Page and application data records
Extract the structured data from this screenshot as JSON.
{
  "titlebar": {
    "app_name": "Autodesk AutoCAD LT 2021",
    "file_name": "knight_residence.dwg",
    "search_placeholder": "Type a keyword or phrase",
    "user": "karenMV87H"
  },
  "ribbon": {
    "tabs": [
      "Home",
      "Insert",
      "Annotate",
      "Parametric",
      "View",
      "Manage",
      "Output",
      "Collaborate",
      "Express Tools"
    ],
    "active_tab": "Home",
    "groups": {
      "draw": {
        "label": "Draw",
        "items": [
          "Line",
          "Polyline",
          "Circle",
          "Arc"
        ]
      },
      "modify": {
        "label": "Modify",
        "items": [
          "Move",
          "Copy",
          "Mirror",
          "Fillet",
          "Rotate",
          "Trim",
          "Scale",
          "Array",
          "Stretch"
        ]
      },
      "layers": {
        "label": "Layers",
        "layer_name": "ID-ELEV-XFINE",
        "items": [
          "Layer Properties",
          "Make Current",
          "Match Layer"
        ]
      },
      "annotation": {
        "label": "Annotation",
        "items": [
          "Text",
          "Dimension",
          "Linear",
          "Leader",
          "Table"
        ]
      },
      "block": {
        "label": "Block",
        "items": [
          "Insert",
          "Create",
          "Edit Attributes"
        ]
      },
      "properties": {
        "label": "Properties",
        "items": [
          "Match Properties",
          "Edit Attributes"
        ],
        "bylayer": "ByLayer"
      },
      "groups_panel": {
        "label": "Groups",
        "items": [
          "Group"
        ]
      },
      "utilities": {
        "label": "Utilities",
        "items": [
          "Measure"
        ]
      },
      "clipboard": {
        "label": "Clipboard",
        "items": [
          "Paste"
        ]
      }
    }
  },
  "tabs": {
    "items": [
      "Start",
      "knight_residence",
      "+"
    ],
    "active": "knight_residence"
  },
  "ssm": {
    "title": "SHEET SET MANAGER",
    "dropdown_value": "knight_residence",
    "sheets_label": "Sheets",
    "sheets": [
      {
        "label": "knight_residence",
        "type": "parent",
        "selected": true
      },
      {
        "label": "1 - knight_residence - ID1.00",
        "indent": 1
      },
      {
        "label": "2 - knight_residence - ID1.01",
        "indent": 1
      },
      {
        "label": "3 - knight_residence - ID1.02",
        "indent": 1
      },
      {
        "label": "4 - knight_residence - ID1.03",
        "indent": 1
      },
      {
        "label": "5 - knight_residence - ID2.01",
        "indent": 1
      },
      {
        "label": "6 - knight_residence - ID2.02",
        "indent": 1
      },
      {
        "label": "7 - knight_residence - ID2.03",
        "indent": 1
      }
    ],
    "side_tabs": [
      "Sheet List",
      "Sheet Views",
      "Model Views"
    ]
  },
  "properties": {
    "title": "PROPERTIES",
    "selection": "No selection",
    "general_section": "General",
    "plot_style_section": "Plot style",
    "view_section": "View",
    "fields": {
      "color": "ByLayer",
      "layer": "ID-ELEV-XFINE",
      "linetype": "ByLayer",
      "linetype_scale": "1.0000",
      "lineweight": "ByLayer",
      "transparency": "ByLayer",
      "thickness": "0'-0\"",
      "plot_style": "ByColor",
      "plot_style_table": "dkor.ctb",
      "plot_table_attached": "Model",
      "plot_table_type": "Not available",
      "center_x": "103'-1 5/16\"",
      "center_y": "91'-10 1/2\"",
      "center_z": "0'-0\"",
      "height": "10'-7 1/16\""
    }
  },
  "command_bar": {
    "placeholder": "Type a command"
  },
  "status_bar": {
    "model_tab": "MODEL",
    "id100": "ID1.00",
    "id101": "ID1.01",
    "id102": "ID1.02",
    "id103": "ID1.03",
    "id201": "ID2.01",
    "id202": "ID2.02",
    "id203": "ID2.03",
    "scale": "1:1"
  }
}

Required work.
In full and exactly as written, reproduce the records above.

The completed task.
Extract the structured data from this screenshot as JSON.
{
  "titlebar": {
    "app_name": "Autodesk AutoCAD LT 2021",
    "file_name": "knight_residence.dwg",
    "search_placeholder": "Type a keyword or phrase",
    "user": "karenMV87H"
  },
  "ribbon": {
    "tabs": [
      "Home",
      "Insert",
      "Annotate",
      "Parametric",
      "View",
      "Manage",
      "Output",
      "Collaborate",
      "Express Tools"
    ],
    "active_tab": "Home",
    "groups": {
      "draw": {
        "label": "Draw",
        "items": [
          "Line",
          "Polyline",
          "Circle",
          "Arc"
        ]
      },
      "modify": {
        "label": "Modify",
        "items": [
          "Move",
          "Copy",
          "Mirror",
          "Fillet",
          "Rotate",
          "Trim",
          "Scale",
          "Array",
          "Stretch"
        ]
      },
      "layers": {
        "label": "Layers",
        "layer_name": "ID-ELEV-XFINE",
        "items": [
          "Layer Properties",
          "Make Current",
          "Match Layer"
        ]
      },
      "annotation": {
        "label": "Annotation",
        "items": [
          "Text",
          "Dimension",
          "Linear",
          "Leader",
          "Table"
        ]
      },
      "block": {
        "label": "Block",
        "items": [
          "Insert",
          "Create",
          "Edit Attributes"
        ]
      },
      "properties": {
        "label": "Properties",
        "items": [
          "Match Properties",
          "Edit Attributes"
        ],
        "bylayer": "ByLayer"
      },
      "groups_panel": {
        "label": "Groups",
        "items": [
          "Group"
        ]
      },
      "utilities": {
        "label": "Utilities",
        "items": [
          "Measure"
        ]
      },
      "clipboard": {
        "label": "Clipboard",
        "items": [
          "Paste"
        ]
      }
    }
  },
  "tabs": {
    "items": [
      "Start",
      "knight_residence",
      "+"
    ],
    "active": "knight_residence"
  },
  "ssm": {
    "title": "SHEET SET MANAGER",
    "dropdown_value": "knight_residence",
    "sheets_label": "Sheets",
    "sheets": [
      {
        "label": "knight_residence",
        "type": "parent",
        "selected": true
      },
      {
        "label": "1 - knight_residence - ID1.00",
        "indent": 1
      },
      {
        "label": "2 - knight_residence - ID1.01",
        "indent": 1
      },
      {
        "label": "3 - knight_residence - ID1.02",
        "indent": 1
      },
      {
        "label": "4 - knight_residence - ID1.03",
        "indent": 1
      },
      {
        "label": "5 - knight_residence - ID2.01",
        "indent": 1
      },
      {
        "label": "6 - knight_residence - ID2.02",
        "indent": 1
      },
      {
        "label": "7 - knight_residence - ID2.03",
        "indent": 1
      }
    ],
    "side_tabs": [
      "Sheet List",
      "Sheet Views",
      "Model Views"
    ]
  },
  "properties": {
    "title": "PROPERTIES",
    "selection": "No selection",
    "general_section": "General",
    "plot_style_section": "Plot style",
    "view_section": "View",
    "fields": {
      "color": "ByLayer",
      "layer": "ID-ELEV-XFINE",
      "linetype": "ByLayer",
      "linetype_scale": "1.0000",
      "lineweight": "ByLayer",
      "transparency": "ByLayer",
      "thickness": "0'-0\"",
      "plot_style": "ByColor",
      "plot_style_table": "dkor.ctb",
      "plot_table_attached": "Model",
      "plot_table_type": "Not available",
      "center_x": "103'-1 5/16\"",
      "center_y": "91'-10 1/2\"",
      "center_z": "0'-0\"",
      "height": "10'-7 1/16\""
    }
  },
  "command_bar": {
    "placeholder": "Type a command"
  },
  "status_bar": {
    "model_tab": "MODEL",
    "id100": "ID1.00",
    "id101": "ID1.01",
    "id102": "ID1.02",
    "id103": "ID1.03",
    "id201": "ID2.01",
    "id202": "ID2.02",
    "id203": "ID2.03",
    "scale": "1:1"
  }
}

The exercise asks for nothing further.